Up until February, the accounting and consulting firm was on track to achieve 13% revenue growth domestically, which would have marked its best financial performance in years. In the three years previous, KPMG had booked 9% growth. However, the fallout of demand caused by the Covid-19 outbreak put pressure on the firm’s performance, bogging the overall growth rate down to 7%.

Considering the hardship and challenges KPMG has faced in the past months, CEO Gary Wingrove said that “all things considered, we’ve had a good financial year” adding “I’m proud of what we’ve achieved working closely together as a firm, and continuously supporting our clients.”

Like its peers, KPMG saw much of its work in mergers & acquisitions, management consulting and business transformation paused or cancelled, amid tightening belts at clients. This put pressure on KPMG’s chargeability and margins. But, “by acting swiftly and decisively early in the pandemic, we have protected the underlying health of the firm,” said Wingrove.

Revenue of KPMG Australia 2020

KPMG was the first of the Big Four to announce job cuts in response to Covid-19 (200 redundancies), and among other measures, the firm cut discretionary spending, paused recruitment, and asked its workforce to voluntarily accept a 20% reduction in pay between May and August, the equivalent of a 7 per cent annual pay reduction. At the end of May, Wingrove unveiled that 99% of all KPMG’ers in Australia had accepted the temporary change of terms

These measures helped KPMG mitigate the loss of income during the last four months of the financial year, which according to Wingrove was around 15% down on the original plan.

For the full year, all divisions made positive contributions to the firm’s results. The Management Consulting business grew by 4.6%, while KPMG Strategy – the firm’s strategy consulting arm – saw fee income spike by 13.5%. The Advisory division overall did see some inorganic growth accelerate its performance following the acquisition of Action Sustainability in Australia

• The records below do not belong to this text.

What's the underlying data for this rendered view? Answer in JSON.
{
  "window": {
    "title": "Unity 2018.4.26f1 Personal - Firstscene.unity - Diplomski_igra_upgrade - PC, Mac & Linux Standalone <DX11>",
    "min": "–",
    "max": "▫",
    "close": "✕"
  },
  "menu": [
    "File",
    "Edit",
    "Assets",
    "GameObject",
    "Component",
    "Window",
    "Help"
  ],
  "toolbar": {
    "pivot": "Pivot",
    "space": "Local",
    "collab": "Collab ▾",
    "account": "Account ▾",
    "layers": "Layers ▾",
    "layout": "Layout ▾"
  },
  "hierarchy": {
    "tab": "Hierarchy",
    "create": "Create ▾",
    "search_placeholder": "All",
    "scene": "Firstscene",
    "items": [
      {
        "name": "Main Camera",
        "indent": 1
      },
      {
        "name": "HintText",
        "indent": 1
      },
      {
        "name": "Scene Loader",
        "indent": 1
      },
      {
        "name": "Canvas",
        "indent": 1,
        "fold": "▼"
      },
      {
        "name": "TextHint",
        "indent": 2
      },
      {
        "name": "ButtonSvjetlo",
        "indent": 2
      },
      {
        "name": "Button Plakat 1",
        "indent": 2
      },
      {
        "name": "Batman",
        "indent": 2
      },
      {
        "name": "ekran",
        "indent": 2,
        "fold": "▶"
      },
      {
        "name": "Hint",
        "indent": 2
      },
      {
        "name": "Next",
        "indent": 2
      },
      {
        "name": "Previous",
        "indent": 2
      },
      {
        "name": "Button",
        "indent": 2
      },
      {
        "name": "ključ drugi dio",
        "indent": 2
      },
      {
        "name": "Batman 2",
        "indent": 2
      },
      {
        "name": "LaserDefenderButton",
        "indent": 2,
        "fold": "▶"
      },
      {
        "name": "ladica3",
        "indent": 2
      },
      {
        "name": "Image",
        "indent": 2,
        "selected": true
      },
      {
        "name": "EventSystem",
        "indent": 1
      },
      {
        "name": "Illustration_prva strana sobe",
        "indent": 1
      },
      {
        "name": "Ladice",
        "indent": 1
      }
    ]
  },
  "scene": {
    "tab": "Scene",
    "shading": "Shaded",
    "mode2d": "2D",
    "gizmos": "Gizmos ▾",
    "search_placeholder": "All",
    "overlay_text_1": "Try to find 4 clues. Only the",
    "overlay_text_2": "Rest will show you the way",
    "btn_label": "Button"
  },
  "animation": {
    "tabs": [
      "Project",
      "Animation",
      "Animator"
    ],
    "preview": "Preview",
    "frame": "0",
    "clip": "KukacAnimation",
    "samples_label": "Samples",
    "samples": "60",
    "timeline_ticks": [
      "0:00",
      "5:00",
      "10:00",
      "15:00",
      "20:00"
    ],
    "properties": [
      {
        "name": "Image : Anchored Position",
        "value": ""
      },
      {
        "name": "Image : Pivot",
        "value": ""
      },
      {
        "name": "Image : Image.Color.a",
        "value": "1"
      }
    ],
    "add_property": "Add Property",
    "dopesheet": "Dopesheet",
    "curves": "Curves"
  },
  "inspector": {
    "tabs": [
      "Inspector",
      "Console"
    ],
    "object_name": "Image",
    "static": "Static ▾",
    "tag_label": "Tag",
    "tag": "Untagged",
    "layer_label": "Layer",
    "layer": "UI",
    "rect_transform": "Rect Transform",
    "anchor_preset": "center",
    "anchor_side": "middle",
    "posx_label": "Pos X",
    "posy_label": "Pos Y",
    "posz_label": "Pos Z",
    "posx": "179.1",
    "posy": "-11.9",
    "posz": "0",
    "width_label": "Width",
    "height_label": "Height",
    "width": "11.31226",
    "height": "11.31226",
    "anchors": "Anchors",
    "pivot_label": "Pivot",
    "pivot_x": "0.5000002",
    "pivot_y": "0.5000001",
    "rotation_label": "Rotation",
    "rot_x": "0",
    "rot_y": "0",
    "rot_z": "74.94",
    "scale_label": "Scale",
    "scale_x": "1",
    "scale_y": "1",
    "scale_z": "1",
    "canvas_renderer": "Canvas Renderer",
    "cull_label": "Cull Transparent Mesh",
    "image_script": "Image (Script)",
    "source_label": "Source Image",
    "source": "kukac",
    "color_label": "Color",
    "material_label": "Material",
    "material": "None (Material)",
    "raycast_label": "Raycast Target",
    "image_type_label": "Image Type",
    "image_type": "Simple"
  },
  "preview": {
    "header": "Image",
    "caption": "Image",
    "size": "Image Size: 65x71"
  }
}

KPMG’s Audit, Assurance & Risk Consulting (AARC) division was up 9%, driven by ongoing audit work and strong growth in the financial services and infrastructure sectors. Deals, Tax & Legal (DTL) was up 8.1%, although this unit has faced a relatively hard hit from Covid-19, due to nosedived demand for mergers & acquisitions and significant uncertainty in the IPO market. KPMG’s mid-market and family business division grew by 5.8%.

Revenue of the Big Four in Australia 2016-2020

According to Alison Kitchen, KPMG’s Chairman, “Gary and his team has done an excellent job in deeply challenging circumstances. They have kept us in good financial stead, while delivering balanced and thoughtful outcomes for our people, clients and partners.”

The better than expected overall performance has enabled KPMG’s partner team to repay employees some of their salary reductions for May and June (one third of base income). However, Wingrove said that it is too early to comment on the July repayment and if the firm would make any others repayments. He has though confirmed that all employees will return to 100% of their base pay from 1 September. 

Looking ahead, the chief executive said he expects flat growth for FY21, but added that amid a still pretty volatile environment, “it's too hard to predict an exact number or budget.” 

The Big Four compared

With revenues of $2.6 billion, flat on the year previous, PwC is Australia’s largest Big Four firm. Number two player Deloitte grew its revenues by 10% to $2.5 billion, while EY grew by 13% to $2.1 billion.